Data about app and page elements
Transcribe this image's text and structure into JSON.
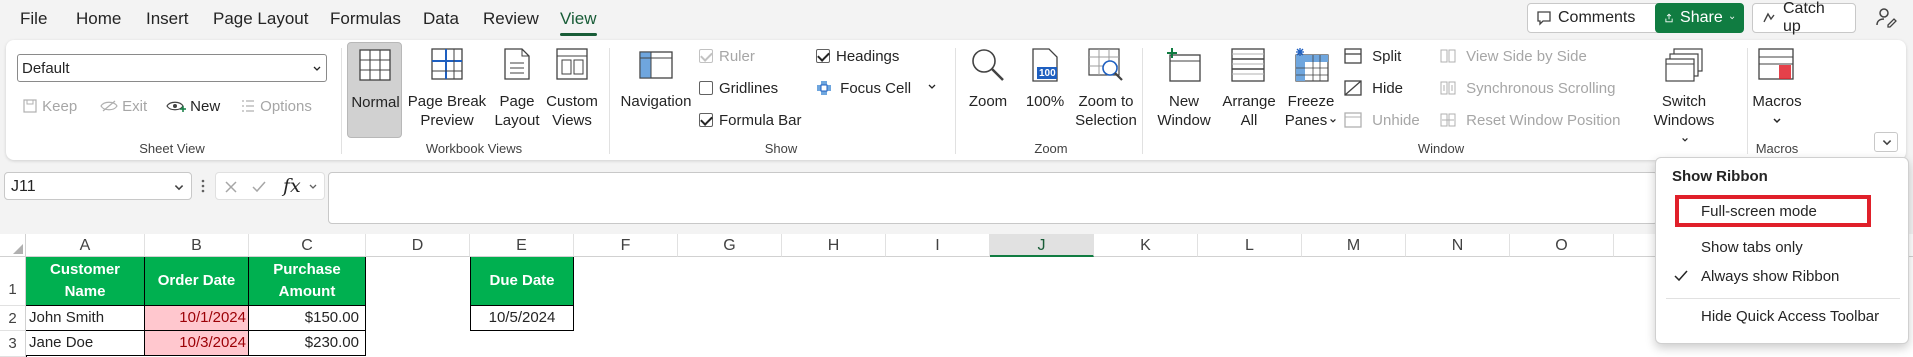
{
  "menu": {
    "tabs": [
      "File",
      "Home",
      "Insert",
      "Page Layout",
      "Formulas",
      "Data",
      "Review",
      "View"
    ],
    "active": "View"
  },
  "topbar": {
    "comments": "Comments",
    "share": "Share",
    "catchup": "Catch up"
  },
  "ribbon": {
    "sheet_view": {
      "select_value": "Default",
      "keep": "Keep",
      "exit": "Exit",
      "new": "New",
      "options": "Options",
      "label": "Sheet View"
    },
    "workbook_views": {
      "normal": "Normal",
      "page_break_1": "Page Break",
      "page_break_2": "Preview",
      "page_layout_1": "Page",
      "page_layout_2": "Layout",
      "custom_1": "Custom",
      "custom_2": "Views",
      "label": "Workbook Views"
    },
    "show": {
      "navigation": "Navigation",
      "ruler": "Ruler",
      "gridlines": "Gridlines",
      "formula_bar": "Formula Bar",
      "headings": "Headings",
      "focus_cell": "Focus Cell",
      "label": "Show"
    },
    "zoom": {
      "zoom": "Zoom",
      "hundred": "100%",
      "zoom_sel_1": "Zoom to",
      "zoom_sel_2": "Selection",
      "icon_text": "100",
      "label": "Zoom"
    },
    "window": {
      "new_1": "New",
      "new_2": "Window",
      "arrange_1": "Arrange",
      "arrange_2": "All",
      "freeze_1": "Freeze",
      "freeze_2": "Panes",
      "split": "Split",
      "hide": "Hide",
      "unhide": "Unhide",
      "side_by_side": "View Side by Side",
      "sync_scroll": "Synchronous Scrolling",
      "reset_pos": "Reset Window Position",
      "switch_1": "Switch",
      "switch_2": "Windows",
      "label": "Window"
    },
    "macros": {
      "macros": "Macros",
      "label": "Macros"
    }
  },
  "formula_bar": {
    "name_box": "J11",
    "fx": "fx"
  },
  "sheet": {
    "columns": [
      "A",
      "B",
      "C",
      "D",
      "E",
      "F",
      "G",
      "H",
      "I",
      "J",
      "K",
      "L",
      "M",
      "N",
      "O"
    ],
    "rows": [
      "1",
      "2",
      "3"
    ],
    "headers": {
      "a1_line1": "Customer",
      "a1_line2": "Name",
      "b1": "Order Date",
      "c1_line1": "Purchase",
      "c1_line2": "Amount",
      "e1": "Due Date"
    },
    "data": [
      {
        "name": "John Smith",
        "date": "10/1/2024",
        "amount": "$150.00"
      },
      {
        "name": "Jane Doe",
        "date": "10/3/2024",
        "amount": "$230.00"
      }
    ],
    "e2": "10/5/2024"
  },
  "dropdown": {
    "title": "Show Ribbon",
    "full_screen": "Full-screen mode",
    "tabs_only": "Show tabs only",
    "always": "Always show Ribbon",
    "hide_qat": "Hide Quick Access Toolbar",
    "highlight_color": "#e0202a"
  }
}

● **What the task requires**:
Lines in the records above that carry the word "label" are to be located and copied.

● **Output**:
      "label": "Sheet View"
      "label": "Workbook Views"
      "label": "Show"
      "label": "Zoom"
      "label": "Window"
      "label": "Macros"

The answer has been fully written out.